Many people in the UK are living with a food addiction, where they may suffer from a medically acknowledged eating disorder. It may manifest itself in an overriding compulsion to continue eating. Despite the fact, they may be full or consuming food at an unhealthy rate, which could impact their health.
Some people can have a complicated relationship with food, which may determine their eating habits. There is a broad spectrum of eating disorders which would signify a food addiction. It can be just as powerful as a person with a drinking problem craving alcohol, or someone with a drug addiction looking for narcotics.
If you feel an overpowering need to eat compulsively or are showing the signs of a binge eating disorder, you may be suffering from a behavioural addiction. This may be signified by a compelling desire to consume high fat or high sugar foods, triggering the reward system in the brain. This is in the vein of cases of drug addiction and alcoholism, where consuming food over a long period can become a dependency. An individual may even display symptoms of withdrawal, like going through detox, If they try to cut down, or switch to low sugar or low-fat foods.
People may overeat to an unhealthy degree, to the point which can be considered a dependency, for many different reasons. If you are feeling low, anxious or depressed, you may engage in what is known as comfort eating. If you are down in the dumps or suffering from low self-esteem, you may eat to feel better.
In many ways, it replicates why some people turn to alcohol or use drugs. Some see it as an escape, or a way of dealing with their problems they may have. Be it professional, personal, relationship, money or family problems, which could be causing you to comfort eat. However, if you overeat over a long time; possibly weeks, months or years, it can become an addiction, with lasting ramifications for your physical or mental wellbeing.
If you are battling a food addiction, you may feel compelled to eat when you are not hungry or continue eating when full. You may conceal the fact you have been eating and feel guilty about it afterwards. You may try to make up for overeating by vigorously exercising or dieting, perhaps even starving yourself, which could have adverse consequences.
Unfortunately, if you are a compulsive eater, or struggling with a clinical binge eating disorder, it may result in debilitating health conditions. It can lead to obesity, which could contribute to serious, possibly life-threatening complaints, such as diabetes, hypertension, heart problems, respiratory disease and cancer. A person with a food addiction may also suffer musculoskeletal injuries like slipped discs and blown knees and be at risk of accidental injury.
It is also a sad fact, if someone feels they may have eaten too much, they may try to release the food from their system by voluntarily vomiting between meals, exhibiting signs of the eating disorder Bulimia.
If you are living with a food addiction, you may display a broad range of emotional or psychological effects. Your friends and family may have witnessed a change in your personality, and you may be showing anti-social tendencies, becoming more distant or withdrawn. A food dependency can also be a source of anxiety and depression, where you may feel so sorry or guilty for overeating, or putting on weight, that you exhibit indicators of mental illness, which may necessitate treatment.

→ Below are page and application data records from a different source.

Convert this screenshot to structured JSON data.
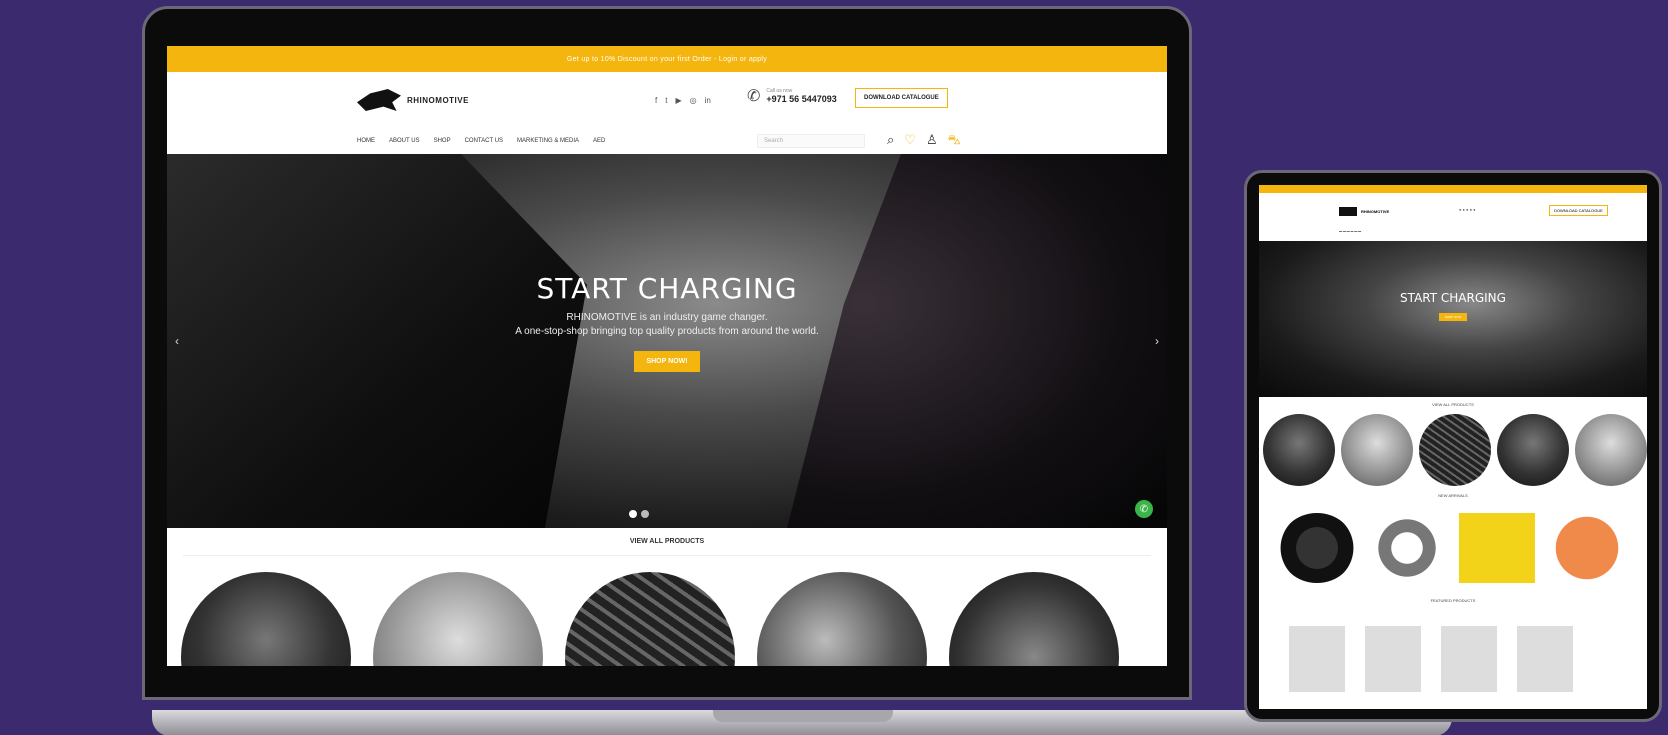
{
  "laptop": {
    "topbar": {
      "text": "Get up to 10% Discount on your first Order - Login or apply"
    },
    "header": {
      "logo_text": "RHINOMOTIVE",
      "social_icons": [
        "facebook-icon",
        "twitter-icon",
        "youtube-icon",
        "instagram-icon",
        "linkedin-icon"
      ],
      "phone_label": "Call us now",
      "phone_number": "+971 56 5447093",
      "catalogue_button": "DOWNLOAD CATALOGUE"
    },
    "nav": {
      "items": [
        "HOME",
        "ABOUT US",
        "SHOP",
        "CONTACT US",
        "MARKETING & MEDIA",
        "AED"
      ],
      "search_placeholder": "Search"
    },
    "hero": {
      "title": "START CHARGING",
      "subtitle_line1": "RHINOMOTIVE is an industry game changer.",
      "subtitle_line2": "A one-stop-shop bringing top quality products from around the world.",
      "button": "SHOP NOW!"
    },
    "section": {
      "title": "VIEW ALL PRODUCTS"
    }
  },
  "tablet": {
    "header": {
      "logo_text": "RHINOMOTIVE",
      "catalogue_button": "DOWNLOAD CATALOGUE"
    },
    "hero": {
      "title": "START CHARGING",
      "button": "SHOP NOW"
    },
    "section1_title": "VIEW ALL PRODUCTS",
    "section2_title": "NEW ARRIVALS",
    "section3_title": "FEATURED PRODUCTS"
  },
  "colors": {
    "background": "#3b2a6e",
    "accent": "#f5b50f",
    "whatsapp": "#3bb54a"
  }
}
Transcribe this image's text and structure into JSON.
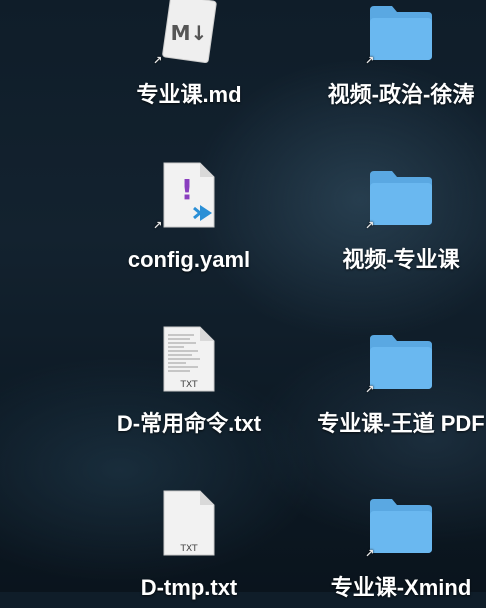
{
  "desktop_items": [
    {
      "label": "专业课.md",
      "kind": "markdown-file",
      "icon": "markdown-icon",
      "badge": "M↓"
    },
    {
      "label": "视频-政治-徐涛",
      "kind": "folder-alias",
      "icon": "folder-icon"
    },
    {
      "label": "config.yaml",
      "kind": "yaml-file",
      "icon": "vscode-yaml-icon",
      "badge": "!"
    },
    {
      "label": "视频-专业课",
      "kind": "folder-alias",
      "icon": "folder-icon"
    },
    {
      "label": "D-常用命令.txt",
      "kind": "text-file",
      "icon": "text-document-icon",
      "badge": "TXT"
    },
    {
      "label": "专业课-王道 PDF",
      "kind": "folder-alias",
      "icon": "folder-icon"
    },
    {
      "label": "D-tmp.txt",
      "kind": "text-file",
      "icon": "text-document-icon",
      "badge": "TXT"
    },
    {
      "label": "专业课-Xmind",
      "kind": "folder-alias",
      "icon": "folder-icon"
    }
  ],
  "alias_arrow": "↗",
  "colors": {
    "folder": "#6ab8f0",
    "folder_tab": "#5aa8e2",
    "label_text": "#ffffff"
  }
}
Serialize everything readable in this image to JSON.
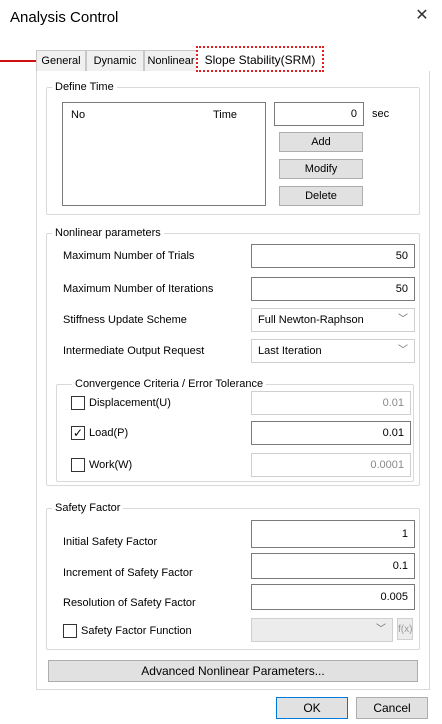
{
  "window": {
    "title": "Analysis Control"
  },
  "tabs": [
    {
      "label": "General"
    },
    {
      "label": "Dynamic"
    },
    {
      "label": "Nonlinear"
    },
    {
      "label": "Slope Stability(SRM)"
    }
  ],
  "define_time": {
    "title": "Define Time",
    "col_no": "No",
    "col_time": "Time",
    "time_value": "0",
    "unit": "sec",
    "add": "Add",
    "modify": "Modify",
    "delete": "Delete"
  },
  "nonlinear": {
    "title": "Nonlinear parameters",
    "max_trials_label": "Maximum Number of Trials",
    "max_trials": "50",
    "max_iter_label": "Maximum Number of Iterations",
    "max_iter": "50",
    "stiffness_label": "Stiffness Update Scheme",
    "stiffness_value": "Full Newton-Raphson",
    "output_label": "Intermediate Output Request",
    "output_value": "Last Iteration",
    "convergence": {
      "title": "Convergence Criteria / Error Tolerance",
      "disp_label": "Displacement(U)",
      "disp_value": "0.01",
      "disp_checked": false,
      "load_label": "Load(P)",
      "load_value": "0.01",
      "load_checked": true,
      "work_label": "Work(W)",
      "work_value": "0.0001",
      "work_checked": false
    }
  },
  "safety": {
    "title": "Safety Factor",
    "initial_label": "Initial Safety Factor",
    "initial": "1",
    "increment_label": "Increment of Safety Factor",
    "increment": "0.1",
    "resolution_label": "Resolution of Safety Factor",
    "resolution": "0.005",
    "function_label": "Safety Factor Function",
    "function_value": ""
  },
  "advanced_button": "Advanced Nonlinear Parameters...",
  "ok": "OK",
  "cancel": "Cancel",
  "icons": {
    "close": "close-icon",
    "arrow": "annotation-arrow",
    "check": "✓",
    "chevron": "chevron-down-icon",
    "fx": "f(x)"
  }
}
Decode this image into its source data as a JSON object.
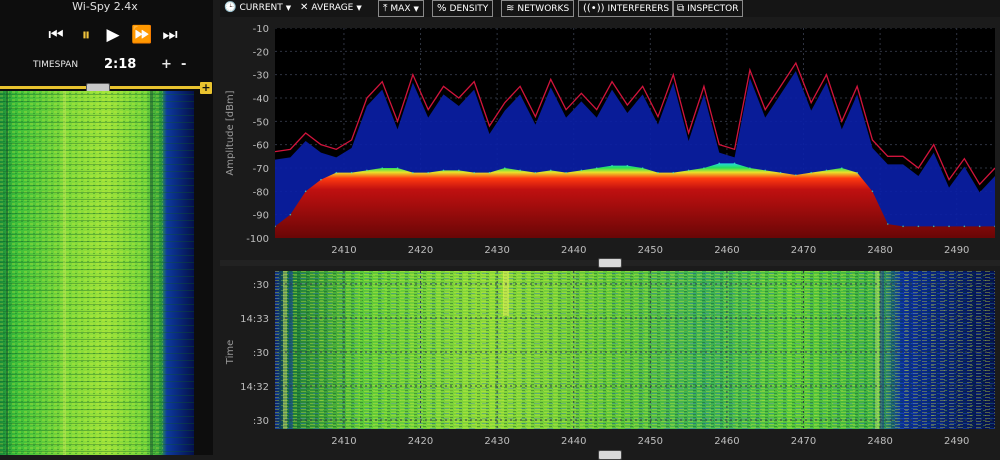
{
  "left_panel": {
    "device_title": "Wi-Spy 2.4x",
    "timespan_label": "TIMESPAN",
    "timespan_value": "2:18",
    "plus": "+",
    "minus": "-"
  },
  "toolbar": {
    "current": "CURRENT",
    "average": "AVERAGE",
    "max": "MAX",
    "density": "DENSITY",
    "networks": "NETWORKS",
    "interferers": "INTERFERERS",
    "inspector": "INSPECTOR"
  },
  "colors": {
    "panel_bg": "#1b1b1b",
    "chart_bg": "#000000",
    "average_fill": "#0a1fa8",
    "max_line": "#d1143c",
    "accent": "#e9c32f",
    "grid": "#2e3340"
  },
  "chart_data": [
    {
      "type": "line",
      "ylabel": "Amplitude [dBm]",
      "ylim": [
        -100,
        -10
      ],
      "xlim": [
        2401,
        2495
      ],
      "x_ticks": [
        2410,
        2420,
        2430,
        2440,
        2450,
        2460,
        2470,
        2480,
        2490
      ],
      "y_ticks": [
        -10,
        -20,
        -30,
        -40,
        -50,
        -60,
        -70,
        -80,
        -90,
        -100
      ],
      "series": [
        {
          "values": [
            -95,
            -90,
            -80,
            -75,
            -72,
            -72,
            -71,
            -70,
            -70,
            -72,
            -72,
            -71,
            -71,
            -72,
            -72,
            -70,
            -71,
            -72,
            -71,
            -72,
            -71,
            -70,
            -69,
            -69,
            -70,
            -72,
            -72,
            -71,
            -70,
            -68,
            -68,
            -70,
            -71,
            -72,
            -73,
            -72,
            -71,
            -70,
            -72,
            -80,
            -94,
            -95,
            -95,
            -95,
            -95,
            -95,
            -95,
            -95
          ],
          "x_start": 2401,
          "x_step": 2
        },
        {
          "values": [
            -63,
            -62,
            -55,
            -60,
            -62,
            -58,
            -40,
            -33,
            -50,
            -30,
            -45,
            -35,
            -40,
            -33,
            -52,
            -42,
            -35,
            -48,
            -32,
            -45,
            -38,
            -45,
            -33,
            -43,
            -35,
            -48,
            -30,
            -55,
            -35,
            -60,
            -62,
            -28,
            -45,
            -35,
            -25,
            -42,
            -30,
            -50,
            -35,
            -58,
            -65,
            -65,
            -70,
            -60,
            -75,
            -66,
            -77,
            -70
          ],
          "x_start": 2401,
          "x_step": 2
        }
      ]
    },
    {
      "type": "heatmap",
      "ylabel": "Time",
      "y_ticks": [
        ":30",
        "14:33",
        ":30",
        "14:32",
        ":30"
      ],
      "x_ticks": [
        2410,
        2420,
        2430,
        2440,
        2450,
        2460,
        2470,
        2480,
        2490
      ],
      "xlim": [
        2401,
        2495
      ]
    }
  ]
}
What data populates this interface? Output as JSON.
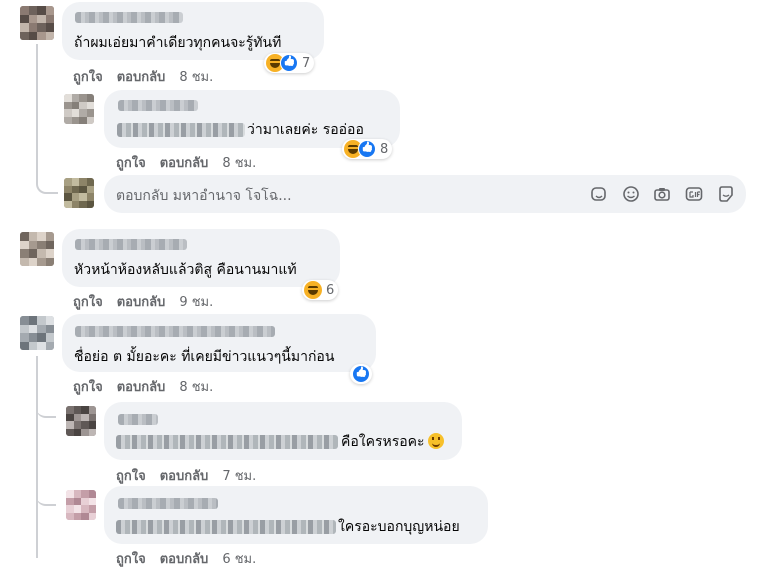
{
  "labels": {
    "like": "ถูกใจ",
    "reply": "ตอบกลับ"
  },
  "comments": [
    {
      "text": "ถ้าผมเอ่ยมาคำเดียวทุกคนจะรู้ทันที",
      "time": "8 ชม.",
      "reactions": {
        "types": [
          "haha-icon",
          "like-icon"
        ],
        "count": "7"
      }
    },
    {
      "text": "ว่ามาเลยค่ะ รออ่ออ",
      "time": "8 ชม.",
      "reactions": {
        "types": [
          "haha-icon",
          "like-icon"
        ],
        "count": "8"
      }
    },
    {
      "text": "หัวหน้าห้องหลับแล้วติสู คือนานมาแท้",
      "time": "9 ชม.",
      "reactions": {
        "types": [
          "haha-icon"
        ],
        "count": "6"
      }
    },
    {
      "text": "ชื่อย่อ ต มั้ยอะคะ ที่เคยมีข่าวแนวๆนี้มาก่อน",
      "time": "8 ชม.",
      "reactions": {
        "types": [
          "like-icon"
        ],
        "count": ""
      }
    },
    {
      "text": "คือใครหรอคะ",
      "time": "7 ชม.",
      "emoji": "grinning-face-icon"
    },
    {
      "text": "ใครอะบอกบุญหน่อย",
      "time": "6 ชม."
    }
  ],
  "reply_box": {
    "placeholder": "ตอบกลับ มหาอำนาจ โจโฉ...",
    "tools": [
      "sticker-icon",
      "emoji-icon",
      "camera-icon",
      "gif-icon",
      "comment-sticker-icon"
    ]
  },
  "colors": {
    "bubble": "#f0f2f5",
    "meta": "#65676b",
    "like_blue": "#1877f2",
    "haha_yellow": "#f7b125"
  }
}
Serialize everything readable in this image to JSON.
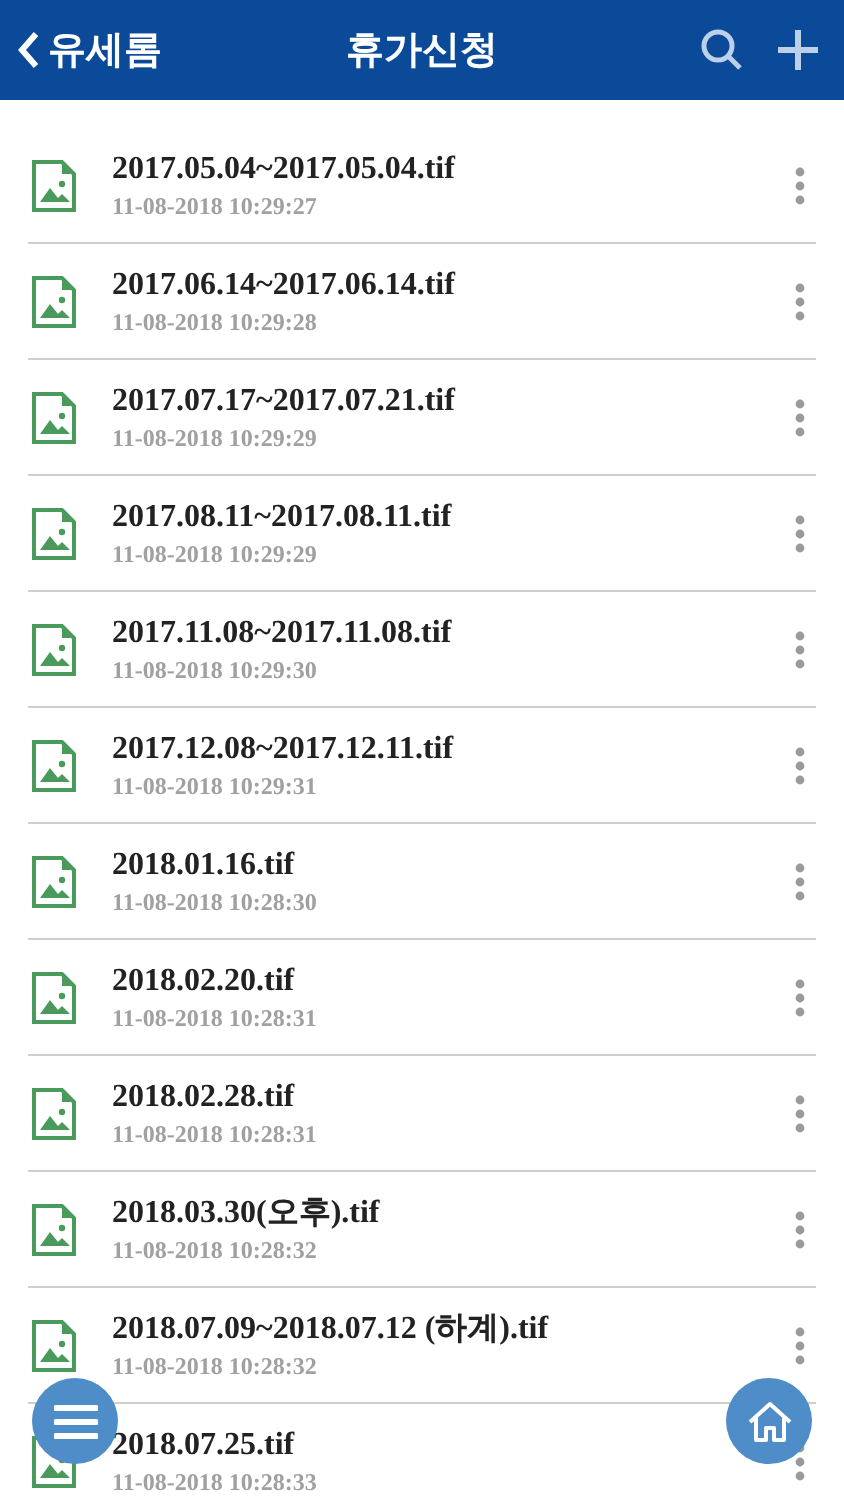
{
  "header": {
    "back_label": "유세롬",
    "title": "휴가신청"
  },
  "files": [
    {
      "name": "2017.05.04~2017.05.04.tif",
      "date": "11-08-2018 10:29:27"
    },
    {
      "name": "2017.06.14~2017.06.14.tif",
      "date": "11-08-2018 10:29:28"
    },
    {
      "name": "2017.07.17~2017.07.21.tif",
      "date": "11-08-2018 10:29:29"
    },
    {
      "name": "2017.08.11~2017.08.11.tif",
      "date": "11-08-2018 10:29:29"
    },
    {
      "name": "2017.11.08~2017.11.08.tif",
      "date": "11-08-2018 10:29:30"
    },
    {
      "name": "2017.12.08~2017.12.11.tif",
      "date": "11-08-2018 10:29:31"
    },
    {
      "name": "2018.01.16.tif",
      "date": "11-08-2018 10:28:30"
    },
    {
      "name": "2018.02.20.tif",
      "date": "11-08-2018 10:28:31"
    },
    {
      "name": "2018.02.28.tif",
      "date": "11-08-2018 10:28:31"
    },
    {
      "name": "2018.03.30(오후).tif",
      "date": "11-08-2018 10:28:32"
    },
    {
      "name": "2018.07.09~2018.07.12 (하계).tif",
      "date": "11-08-2018 10:28:32"
    },
    {
      "name": "2018.07.25.tif",
      "date": "11-08-2018 10:28:33"
    }
  ]
}
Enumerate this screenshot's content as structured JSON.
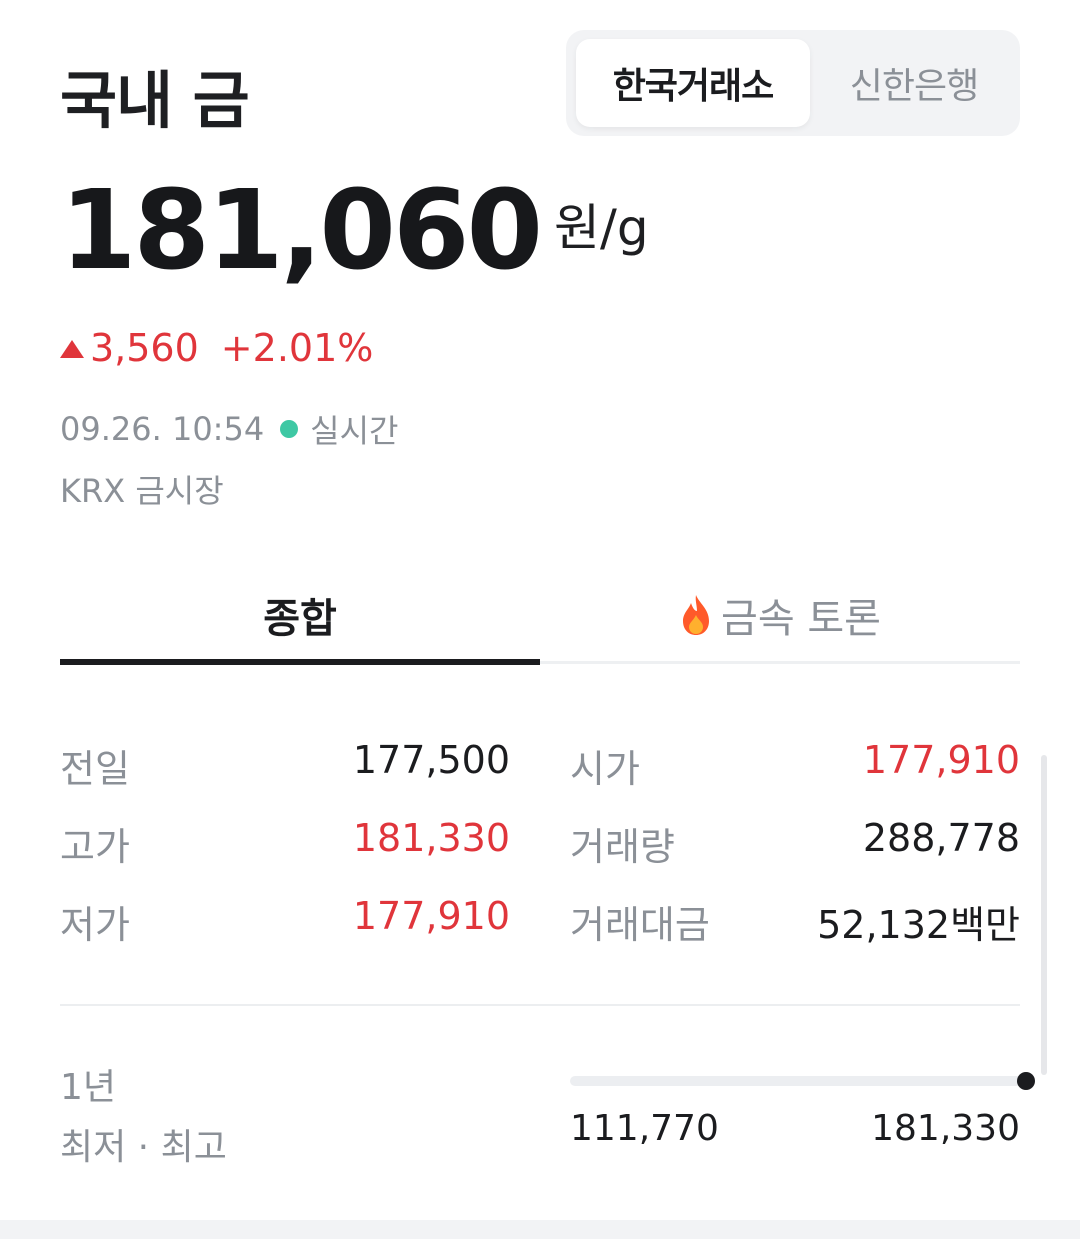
{
  "header": {
    "title": "국내 금"
  },
  "segmented": {
    "options": [
      "한국거래소",
      "신한은행"
    ],
    "selected": "한국거래소"
  },
  "price": {
    "value": "181,060",
    "unit": "원/g"
  },
  "change": {
    "amount": "3,560",
    "percent": "+2.01%",
    "direction": "up",
    "color": "#e0353b"
  },
  "timestamp": {
    "time": "09.26. 10:54",
    "status": "실시간",
    "status_color": "#3ec8a4"
  },
  "market": "KRX 금시장",
  "tabs": {
    "overview": "종합",
    "discussion": "금속 토론",
    "active": "종합"
  },
  "stats": [
    {
      "label": "전일",
      "value": "177,500",
      "tone": "black",
      "label2": "시가",
      "value2": "177,910",
      "tone2": "red"
    },
    {
      "label": "고가",
      "value": "181,330",
      "tone": "red",
      "label2": "거래량",
      "value2": "288,778",
      "tone2": "black"
    },
    {
      "label": "저가",
      "value": "177,910",
      "tone": "red",
      "label2": "거래대금",
      "value2": "52,132백만",
      "tone2": "black"
    }
  ],
  "range": {
    "period": "1년",
    "label": "최저 · 최고",
    "low": "111,770",
    "high": "181,330"
  },
  "icons": {
    "triangle": "up-triangle-icon",
    "fire": "fire-icon",
    "live": "live-dot-icon"
  }
}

Fortunately, similarly to other dependencies like alcoholism, gambling or drug abuse, food addiction can be treated with counselling. But, unlike addictive abuse problems treated by stopping taking the substance, abstinence is not always recommended in cases of food addiction.
Therefore, it is felt through regular psychological counselling sessions, as well as contemporary therapy techniques like CBT (Cognitive Behavioural Therapy), you could identify any potential triggers at the heart of your issues with food.
Could it be derived from a trauma in the past or from childhood? You may have an underlying emotional stress disorder, low self-image or problems with self-esteem alongside other pressing concerns, work, family, relationship or money worries, which may be contributing to your dependency.
By engaging in counselling therapies and specific strategy sessions, you could explore the psychological and physical factors of food addiction. Be assured you will be under the care of the exceptional medical professionals, doctors, nurses and counsellors at your regional residential rehab centre. They can answer any queries you may have, and help you find the perfect long-term strategy.
It is not uncommon to use hypnotherapy or holistic therapies like mindfulness and meditation. There is also dietary, nutritional and meal planning information available, alongside behavioural modification, emotional management training and 12 step programs, which could be used in the treatment of food addiction.
Unlike taking drugs or drinking alcohol, eating is a necessity, but what if a requirement of life has become the bane of your existence?
What if your eating habits have become a problem, affecting your mental and physical health? Help is at hand, if you undergo counselling at a residential rehab centre. It could be the key to defeating your food addiction.